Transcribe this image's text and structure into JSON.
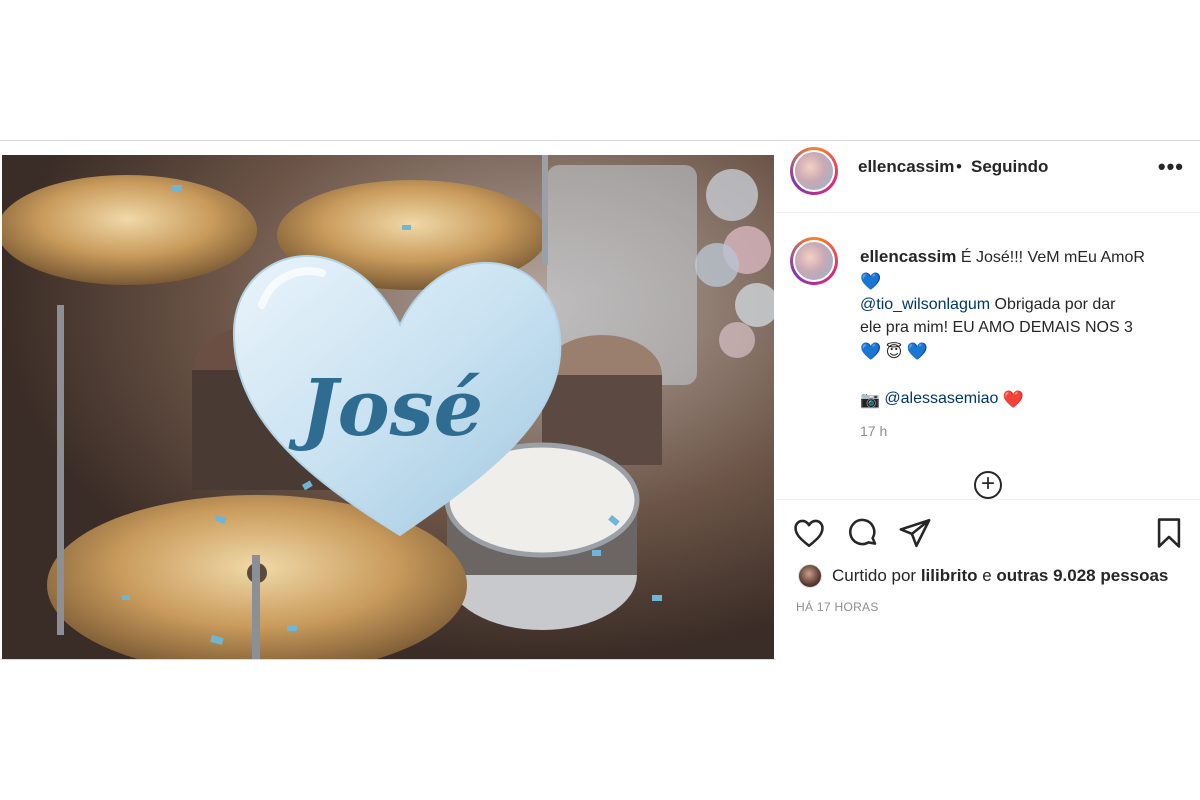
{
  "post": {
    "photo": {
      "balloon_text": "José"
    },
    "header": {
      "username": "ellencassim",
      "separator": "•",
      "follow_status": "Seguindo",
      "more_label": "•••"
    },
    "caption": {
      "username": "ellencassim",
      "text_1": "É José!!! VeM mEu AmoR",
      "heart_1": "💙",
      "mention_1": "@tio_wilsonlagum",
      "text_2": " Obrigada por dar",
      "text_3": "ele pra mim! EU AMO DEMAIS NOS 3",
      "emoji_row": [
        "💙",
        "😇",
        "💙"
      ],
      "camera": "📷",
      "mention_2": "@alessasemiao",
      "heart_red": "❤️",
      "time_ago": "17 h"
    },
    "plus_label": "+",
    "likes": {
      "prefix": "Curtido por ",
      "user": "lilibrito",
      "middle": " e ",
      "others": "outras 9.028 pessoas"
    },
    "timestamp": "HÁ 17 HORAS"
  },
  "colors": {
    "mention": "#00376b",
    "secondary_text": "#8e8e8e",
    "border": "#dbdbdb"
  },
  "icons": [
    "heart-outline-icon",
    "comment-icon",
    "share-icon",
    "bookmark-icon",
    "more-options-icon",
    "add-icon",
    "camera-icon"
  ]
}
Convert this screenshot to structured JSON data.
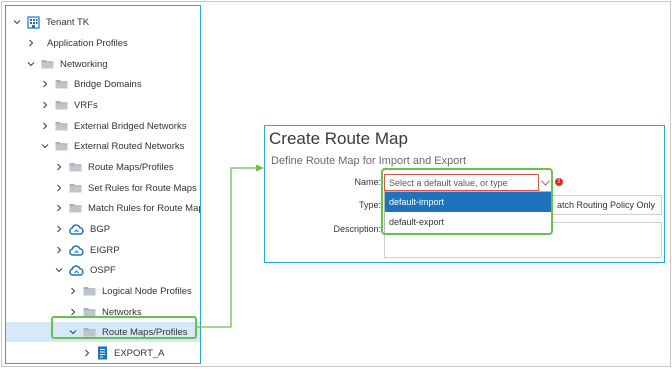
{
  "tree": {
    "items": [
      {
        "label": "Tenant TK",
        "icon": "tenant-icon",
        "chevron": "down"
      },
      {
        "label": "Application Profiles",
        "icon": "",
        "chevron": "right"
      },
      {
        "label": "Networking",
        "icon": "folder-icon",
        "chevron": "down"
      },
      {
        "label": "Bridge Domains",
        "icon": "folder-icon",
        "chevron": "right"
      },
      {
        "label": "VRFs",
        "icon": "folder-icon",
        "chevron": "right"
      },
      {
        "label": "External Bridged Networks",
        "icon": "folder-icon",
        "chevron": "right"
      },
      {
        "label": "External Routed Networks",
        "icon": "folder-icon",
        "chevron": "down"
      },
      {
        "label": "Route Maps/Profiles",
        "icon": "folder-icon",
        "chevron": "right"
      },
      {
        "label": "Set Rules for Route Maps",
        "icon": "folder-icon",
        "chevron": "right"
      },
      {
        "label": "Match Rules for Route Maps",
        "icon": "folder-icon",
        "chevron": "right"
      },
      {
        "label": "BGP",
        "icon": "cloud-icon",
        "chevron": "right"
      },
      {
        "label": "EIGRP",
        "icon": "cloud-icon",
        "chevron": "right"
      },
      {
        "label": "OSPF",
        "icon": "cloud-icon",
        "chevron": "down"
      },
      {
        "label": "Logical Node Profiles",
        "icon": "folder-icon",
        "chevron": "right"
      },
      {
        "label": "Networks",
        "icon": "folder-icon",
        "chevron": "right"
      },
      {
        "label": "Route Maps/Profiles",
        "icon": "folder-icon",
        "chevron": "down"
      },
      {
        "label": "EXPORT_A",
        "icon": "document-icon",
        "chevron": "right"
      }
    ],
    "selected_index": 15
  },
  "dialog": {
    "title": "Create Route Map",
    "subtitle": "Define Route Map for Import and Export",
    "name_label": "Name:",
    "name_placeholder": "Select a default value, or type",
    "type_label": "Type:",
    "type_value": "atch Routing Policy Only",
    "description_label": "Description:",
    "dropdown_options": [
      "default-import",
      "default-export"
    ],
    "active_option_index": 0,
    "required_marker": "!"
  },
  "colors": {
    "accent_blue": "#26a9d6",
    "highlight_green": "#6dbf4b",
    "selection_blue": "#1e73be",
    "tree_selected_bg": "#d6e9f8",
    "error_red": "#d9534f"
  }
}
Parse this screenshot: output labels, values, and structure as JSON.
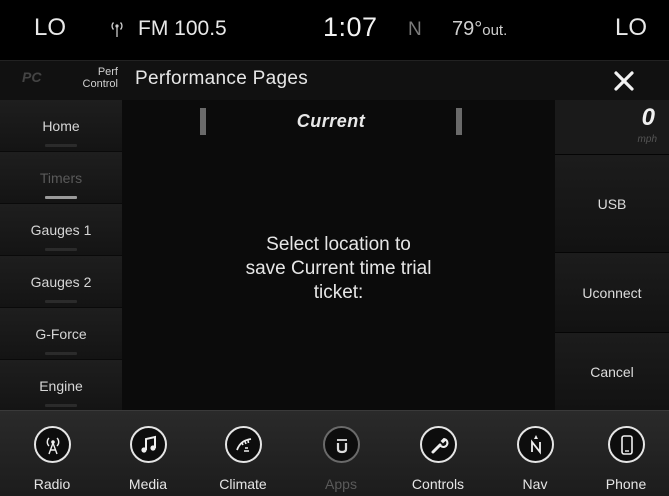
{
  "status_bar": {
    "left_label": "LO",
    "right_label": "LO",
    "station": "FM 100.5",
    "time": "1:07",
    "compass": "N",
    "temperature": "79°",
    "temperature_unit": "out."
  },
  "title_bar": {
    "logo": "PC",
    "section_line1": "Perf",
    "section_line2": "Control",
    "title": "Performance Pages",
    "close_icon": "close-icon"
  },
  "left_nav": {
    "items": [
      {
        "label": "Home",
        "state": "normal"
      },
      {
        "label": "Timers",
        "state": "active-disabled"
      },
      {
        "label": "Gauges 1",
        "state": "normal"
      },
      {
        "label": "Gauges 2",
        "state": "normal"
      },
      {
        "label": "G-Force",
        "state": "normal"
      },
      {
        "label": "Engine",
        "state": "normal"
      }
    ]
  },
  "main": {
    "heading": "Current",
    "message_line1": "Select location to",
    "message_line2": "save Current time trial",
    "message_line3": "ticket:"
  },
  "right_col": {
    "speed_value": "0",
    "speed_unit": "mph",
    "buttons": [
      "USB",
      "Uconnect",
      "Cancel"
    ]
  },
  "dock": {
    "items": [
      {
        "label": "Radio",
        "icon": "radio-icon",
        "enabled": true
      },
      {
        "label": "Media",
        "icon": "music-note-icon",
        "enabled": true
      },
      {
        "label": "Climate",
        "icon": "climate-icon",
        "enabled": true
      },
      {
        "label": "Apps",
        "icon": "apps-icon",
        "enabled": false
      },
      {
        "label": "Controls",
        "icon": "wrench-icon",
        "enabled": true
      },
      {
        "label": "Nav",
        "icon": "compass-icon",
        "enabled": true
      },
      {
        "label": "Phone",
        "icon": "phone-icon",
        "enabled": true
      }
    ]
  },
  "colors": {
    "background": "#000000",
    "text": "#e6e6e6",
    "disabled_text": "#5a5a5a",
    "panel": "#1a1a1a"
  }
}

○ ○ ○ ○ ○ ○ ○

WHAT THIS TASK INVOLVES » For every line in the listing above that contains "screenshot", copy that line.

WRITTEN RESPONSE »
Convert this screenshot to structured JSON data.
Parse this screenshot: output labels, values, and structure as JSON.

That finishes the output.